Three years ago I wrote a blog post about cultivating links. This was a reaction to the direction Google was beginning to take at that time toward content and links. A direction that's become more pronounced.
I discussed how most links are just chaff, the stuff that surrounds the grain and what Google is really after is the grain, the signal. Guest articles created for links, sponsored links, scholarship links, student discount links; those are not true citations and that's not what a search engine is looking for these days.
Search engines aren't looking for links. Search engines are looking for citations. A citation is when a web page cites (and links to) another web page because the content on that other page is useful to the topic at hand. Period.
So instead of starting and stopping on keyword research, I do a fair bit of Topic Research. This is a process of finding out what problems people are having with a product, with a kind of tool, common problems associated with a popular activity; then I go about crafting solutions to those problems. Solving problems not repeating keywords is what makes a site rank better.
This is a long term approach, not something that fits into client links building. Basically, it's about focusing on what makes a web page worthy of a link.
To do this you have to take stock of what people are linking to and why.
Here are three aspects of a citation-worthy web page:
•What’s in it for them

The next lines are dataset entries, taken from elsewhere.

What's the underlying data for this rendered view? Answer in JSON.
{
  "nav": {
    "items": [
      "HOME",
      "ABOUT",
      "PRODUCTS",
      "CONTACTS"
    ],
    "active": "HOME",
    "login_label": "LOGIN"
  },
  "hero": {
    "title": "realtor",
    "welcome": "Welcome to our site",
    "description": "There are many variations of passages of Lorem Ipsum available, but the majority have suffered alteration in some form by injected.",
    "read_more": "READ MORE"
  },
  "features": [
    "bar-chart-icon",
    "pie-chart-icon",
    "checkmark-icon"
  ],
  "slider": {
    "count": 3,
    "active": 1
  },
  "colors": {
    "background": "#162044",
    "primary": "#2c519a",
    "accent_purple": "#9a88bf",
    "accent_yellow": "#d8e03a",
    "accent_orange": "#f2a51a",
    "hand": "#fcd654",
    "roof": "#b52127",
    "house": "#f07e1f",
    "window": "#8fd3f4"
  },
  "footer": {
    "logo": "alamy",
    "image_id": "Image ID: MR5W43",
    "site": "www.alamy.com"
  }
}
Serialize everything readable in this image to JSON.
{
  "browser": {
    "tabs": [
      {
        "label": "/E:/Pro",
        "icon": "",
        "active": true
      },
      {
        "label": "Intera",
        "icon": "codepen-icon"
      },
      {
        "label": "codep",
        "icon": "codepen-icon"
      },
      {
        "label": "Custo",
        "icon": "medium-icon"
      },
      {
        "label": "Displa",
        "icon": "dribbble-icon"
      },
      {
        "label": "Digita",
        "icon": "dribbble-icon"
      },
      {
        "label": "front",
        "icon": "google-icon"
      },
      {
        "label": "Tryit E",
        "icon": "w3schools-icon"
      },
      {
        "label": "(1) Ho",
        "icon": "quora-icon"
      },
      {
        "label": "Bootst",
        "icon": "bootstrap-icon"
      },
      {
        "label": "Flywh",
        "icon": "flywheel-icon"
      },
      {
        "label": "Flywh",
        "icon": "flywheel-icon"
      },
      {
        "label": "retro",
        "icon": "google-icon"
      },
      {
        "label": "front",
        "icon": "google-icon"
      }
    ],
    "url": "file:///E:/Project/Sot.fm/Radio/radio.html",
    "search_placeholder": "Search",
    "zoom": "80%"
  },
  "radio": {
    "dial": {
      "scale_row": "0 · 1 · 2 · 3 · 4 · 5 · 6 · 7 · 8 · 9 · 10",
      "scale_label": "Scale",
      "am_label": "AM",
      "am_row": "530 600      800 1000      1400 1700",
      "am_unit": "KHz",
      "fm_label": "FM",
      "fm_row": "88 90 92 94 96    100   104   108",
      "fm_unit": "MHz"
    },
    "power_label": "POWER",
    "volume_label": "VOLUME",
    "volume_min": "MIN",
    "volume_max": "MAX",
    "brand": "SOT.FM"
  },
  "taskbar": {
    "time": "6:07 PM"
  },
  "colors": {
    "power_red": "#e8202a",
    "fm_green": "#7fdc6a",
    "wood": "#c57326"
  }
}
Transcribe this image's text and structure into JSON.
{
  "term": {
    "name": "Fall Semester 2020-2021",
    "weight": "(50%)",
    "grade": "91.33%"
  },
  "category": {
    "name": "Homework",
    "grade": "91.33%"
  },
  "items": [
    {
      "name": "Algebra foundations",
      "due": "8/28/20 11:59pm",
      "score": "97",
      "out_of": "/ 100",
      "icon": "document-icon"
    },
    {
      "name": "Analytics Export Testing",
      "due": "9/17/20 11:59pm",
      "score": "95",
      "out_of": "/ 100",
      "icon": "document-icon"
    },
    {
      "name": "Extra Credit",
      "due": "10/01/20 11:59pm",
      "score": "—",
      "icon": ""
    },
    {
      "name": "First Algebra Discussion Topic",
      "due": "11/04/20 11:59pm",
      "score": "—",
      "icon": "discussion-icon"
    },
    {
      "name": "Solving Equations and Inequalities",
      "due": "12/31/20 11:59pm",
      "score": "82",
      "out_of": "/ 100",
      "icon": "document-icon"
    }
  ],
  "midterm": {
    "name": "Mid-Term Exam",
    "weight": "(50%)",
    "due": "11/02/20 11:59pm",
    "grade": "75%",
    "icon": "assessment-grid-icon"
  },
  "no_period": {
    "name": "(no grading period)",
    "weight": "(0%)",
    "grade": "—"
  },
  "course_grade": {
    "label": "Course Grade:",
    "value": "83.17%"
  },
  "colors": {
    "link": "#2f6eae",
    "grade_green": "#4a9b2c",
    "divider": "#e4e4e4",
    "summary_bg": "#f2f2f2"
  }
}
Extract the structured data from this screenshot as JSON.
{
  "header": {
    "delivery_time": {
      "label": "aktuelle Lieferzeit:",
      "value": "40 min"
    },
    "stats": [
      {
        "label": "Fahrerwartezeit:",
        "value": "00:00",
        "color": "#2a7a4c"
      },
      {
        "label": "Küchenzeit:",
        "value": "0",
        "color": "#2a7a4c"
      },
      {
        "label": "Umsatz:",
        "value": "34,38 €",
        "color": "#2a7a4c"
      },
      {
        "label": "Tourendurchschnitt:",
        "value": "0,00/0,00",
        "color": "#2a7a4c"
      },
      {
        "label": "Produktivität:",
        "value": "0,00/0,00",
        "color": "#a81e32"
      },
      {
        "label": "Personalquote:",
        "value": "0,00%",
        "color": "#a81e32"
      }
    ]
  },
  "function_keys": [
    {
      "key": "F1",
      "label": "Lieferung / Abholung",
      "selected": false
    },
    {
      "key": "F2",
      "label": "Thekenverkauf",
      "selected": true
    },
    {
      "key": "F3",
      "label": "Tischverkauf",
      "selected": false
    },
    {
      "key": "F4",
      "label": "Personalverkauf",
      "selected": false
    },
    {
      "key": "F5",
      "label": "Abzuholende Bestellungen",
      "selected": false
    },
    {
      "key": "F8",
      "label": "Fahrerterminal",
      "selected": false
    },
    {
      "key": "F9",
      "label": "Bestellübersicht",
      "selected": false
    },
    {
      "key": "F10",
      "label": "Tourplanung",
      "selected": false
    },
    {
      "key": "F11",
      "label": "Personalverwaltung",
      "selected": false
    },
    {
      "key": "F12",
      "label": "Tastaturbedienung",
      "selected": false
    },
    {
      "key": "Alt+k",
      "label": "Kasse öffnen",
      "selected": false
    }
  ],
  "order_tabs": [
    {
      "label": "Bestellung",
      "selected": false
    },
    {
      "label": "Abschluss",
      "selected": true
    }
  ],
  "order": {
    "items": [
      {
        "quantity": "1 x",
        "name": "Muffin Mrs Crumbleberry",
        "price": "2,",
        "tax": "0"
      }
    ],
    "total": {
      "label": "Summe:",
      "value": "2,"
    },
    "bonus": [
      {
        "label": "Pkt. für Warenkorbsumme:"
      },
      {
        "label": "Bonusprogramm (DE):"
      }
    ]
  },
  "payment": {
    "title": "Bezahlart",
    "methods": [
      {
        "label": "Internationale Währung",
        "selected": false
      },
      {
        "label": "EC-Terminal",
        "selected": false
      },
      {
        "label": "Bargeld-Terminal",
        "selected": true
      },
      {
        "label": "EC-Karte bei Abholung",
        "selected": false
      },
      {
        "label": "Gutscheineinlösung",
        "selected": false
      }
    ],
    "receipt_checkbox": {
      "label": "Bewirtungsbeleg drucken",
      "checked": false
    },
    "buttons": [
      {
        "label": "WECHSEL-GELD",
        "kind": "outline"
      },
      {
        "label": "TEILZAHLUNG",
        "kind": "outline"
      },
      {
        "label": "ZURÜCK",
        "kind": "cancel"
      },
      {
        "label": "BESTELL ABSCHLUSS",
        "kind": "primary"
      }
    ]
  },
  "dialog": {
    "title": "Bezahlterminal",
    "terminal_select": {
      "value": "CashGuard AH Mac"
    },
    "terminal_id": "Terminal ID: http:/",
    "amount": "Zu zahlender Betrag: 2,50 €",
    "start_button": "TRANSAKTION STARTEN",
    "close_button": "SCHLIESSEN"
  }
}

When creating this kind of content I try to understand what problem a site visitor might have and how that content can solve it.